• Revenue Cycle Management
  • COVID-19
  • Reimbursement
  • Diabetes Awareness Month
  • Risk Management
  • Patient Retention
  • Staffing
  • Medical Economics® 100th Anniversary
  • Coding and documentation
  • Business of Endocrinology
  • Telehealth
  • Physicians Financial News
  • Cybersecurity
  • Cardiovascular Clinical Consult
  • Locum Tenens, brought to you by LocumLife®
  • Weight Management
  • Business of Women's Health
  • Practice Efficiency
  • Finance and Wealth
  • EHRs
  • Remote Patient Monitoring
  • Sponsored Webinars
  • Medical Technology
  • Billing and collections
  • Acute Pain Management
  • Exclusive Content
  • Value-based Care
  • Business of Pediatrics
  • Concierge Medicine 2.0 by Castle Connolly Private Health Partners
  • Practice Growth
  • Concierge Medicine
  • Business of Cardiology
  • Implementing the Topcon Ocular Telehealth Platform
  • Malpractice
  • Influenza
  • Sexual Health
  • Chronic Conditions
  • Technology
  • Legal and Policy
  • Money
  • Opinion
  • Vaccines
  • Practice Management
  • Patient Relations
  • Careers

Discussing Patient Financial Obligations


As much as 50% of patient responsibility goes uncollected, but these best practices can help resolve financial obligations and improve communication between patients and providers.

It has been said that as much as 50% of patient responsibility goes uncollected, which could, unfortunately, worsen with confusion from those newly insured under the Affordable Care Act.

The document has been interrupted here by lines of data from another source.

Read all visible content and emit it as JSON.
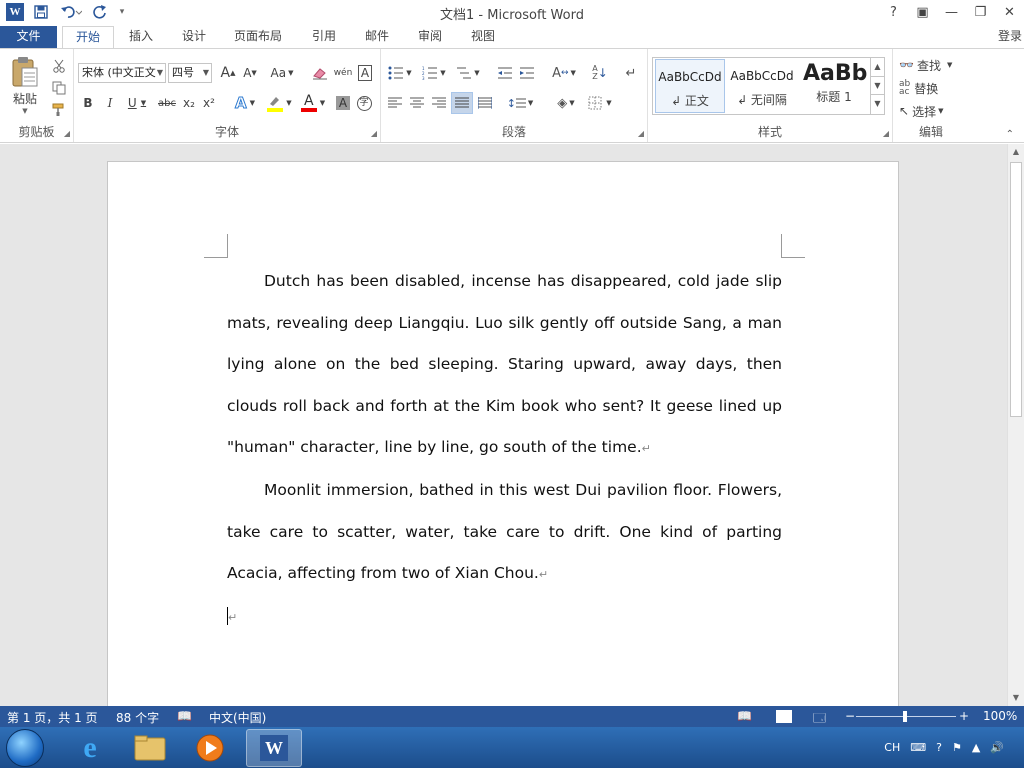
{
  "window": {
    "title": "文档1 - Microsoft Word",
    "controls": {
      "help": "?",
      "ribbon_display": "▣",
      "minimize": "—",
      "restore": "❐",
      "close": "✕"
    }
  },
  "qat": {
    "logo": "W",
    "save_icon": "save-icon",
    "undo_icon": "undo-icon",
    "redo_icon": "redo-icon",
    "customize_icon": "customize-icon"
  },
  "tabs": [
    {
      "label": "文件"
    },
    {
      "label": "开始"
    },
    {
      "label": "插入"
    },
    {
      "label": "设计"
    },
    {
      "label": "页面布局"
    },
    {
      "label": "引用"
    },
    {
      "label": "邮件"
    },
    {
      "label": "审阅"
    },
    {
      "label": "视图"
    }
  ],
  "login": "登录",
  "ribbon": {
    "clipboard": {
      "label": "剪贴板",
      "paste": "粘贴"
    },
    "font": {
      "label": "字体",
      "font_name": "宋体 (中文正文",
      "font_size": "四号",
      "bold": "B",
      "italic": "I",
      "underline": "U",
      "strike": "abc",
      "sub": "x₂",
      "sup": "x²",
      "grow": "A",
      "shrink": "A",
      "change_case": "Aa",
      "phonetic": "wén",
      "char_border": "A"
    },
    "paragraph": {
      "label": "段落"
    },
    "styles": {
      "label": "样式",
      "items": [
        {
          "sample": "AaBbCcDd",
          "name": "↲ 正文"
        },
        {
          "sample": "AaBbCcDd",
          "name": "↲ 无间隔"
        },
        {
          "sample": "AaBb",
          "name": "标题 1"
        }
      ]
    },
    "editing": {
      "label": "编辑",
      "find": "查找",
      "replace": "替换",
      "select": "选择"
    }
  },
  "document": {
    "paragraphs": [
      "Dutch has been disabled, incense has disappeared, cold jade slip mats, revealing deep Liangqiu. Luo silk gently off outside Sang, a man lying alone on the bed sleeping. Staring upward, away days, then clouds roll back and forth at the Kim book who sent? It geese lined up \"human\" character, line by line, go south of the time.",
      "Moonlit immersion, bathed in this west Dui pavilion floor. Flowers, take care to scatter, water, take care to drift. One kind of parting Acacia, affecting from two of Xian Chou."
    ],
    "para_mark": "↵"
  },
  "status": {
    "page": "第 1 页，共 1 页",
    "words": "88 个字",
    "language": "中文(中国)",
    "zoom": "100%",
    "zoom_minus": "−",
    "zoom_plus": "+"
  },
  "taskbar": {
    "tray_lang": "CH",
    "apps": [
      "ie-icon",
      "explorer-icon",
      "media-player-icon",
      "word-icon"
    ]
  },
  "colors": {
    "accent": "#2b579a"
  }
}
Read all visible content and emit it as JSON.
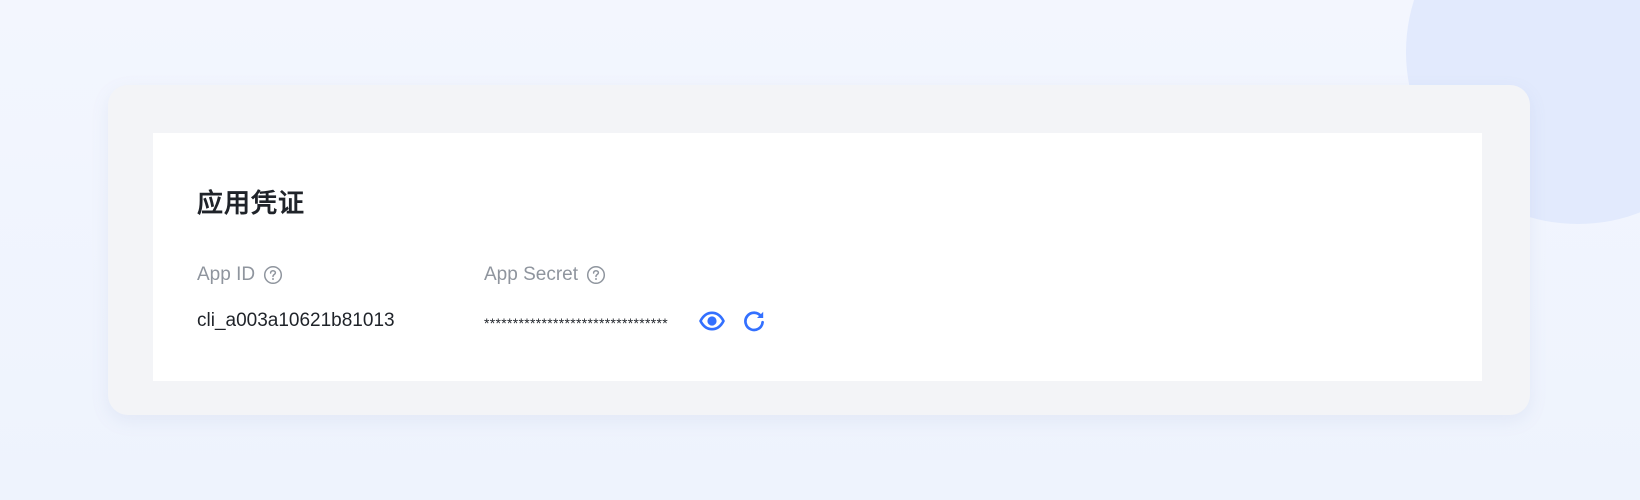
{
  "section": {
    "title": "应用凭证"
  },
  "credentials": {
    "app_id": {
      "label": "App ID",
      "value": "cli_a003a10621b81013",
      "help_icon": "question-circle-icon"
    },
    "app_secret": {
      "label": "App Secret",
      "value": "********************************",
      "help_icon": "question-circle-icon",
      "actions": {
        "show_icon": "eye-icon",
        "reset_icon": "refresh-icon"
      }
    }
  },
  "colors": {
    "background": "#eef3fd",
    "background_circle": "#e2eafd",
    "card_outer": "#f3f4f7",
    "card_inner": "#ffffff",
    "title_text": "#1f2329",
    "label_text": "#8f959e",
    "accent": "#3370ff"
  }
}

To assist, the Healthcare Financial Management Association (HFMA) with help from ACA International and an industry task force of health care providers, account resolution groups and others, created a document of the new best practices for medical debt collection.

These practices offer guidance on resolving financial obligations and improving the communication between patients and providers. Furthermore, these best practices standardize and better coordinate all practices related to medical account resolution.

"These best practices provide a much-needed blueprint for hospitals, physicians, and our partners in account resolution to coordinate their activities in ways that respect and benefit patients," Joseph J. Fifer, FHFMA, CPA, president and chief executive officer of HFMA, said in a statement. "Patients want information that is timely, clear, and concise and deserve a consistent, fair process for resolving payment issues."

The best practices outline ways to help patients understand the cost of services they receive, their insurance coverage and what their responsibility actually is.

The best practices provide steps for three settings: emergency room, at the time of service (outside of the ED), and in advance of service. According to the HFMA, the best practices provide a thorough understanding of what patients can expect during the payment and collection process.

In all settings, the best practices remind that compassion, patient advocacy and education should be a part of all discussions. To ease these discussions, there should be standard language for staff to deal with most types of patient financial discussions. Plus, the provider organization should have a clear policy regarding how to handle patients who have prior balances. Not only should staff be aware of the policies, but they should be made available to the public.

Elective procedures should be defined to ensure that patients are properly informed regarding their financial obligations in these situations, according to the best practices.

"Many consumers are struggling with medical bills today," ACA International CEO Pat Morris said in a statement. "These best practices are a balanced step forward for all of the stakeholders involved to better resolve patient medical accounts."

The best practices also provide measurement criteria, which evaluate the effectiveness of patient financial communications in a health care organization. The full best practices and measurement criteria can be found here.

Related Videos
Victor J. Dzau, MD, gives expert advice
Victor J. Dzau, MD, gives expert advice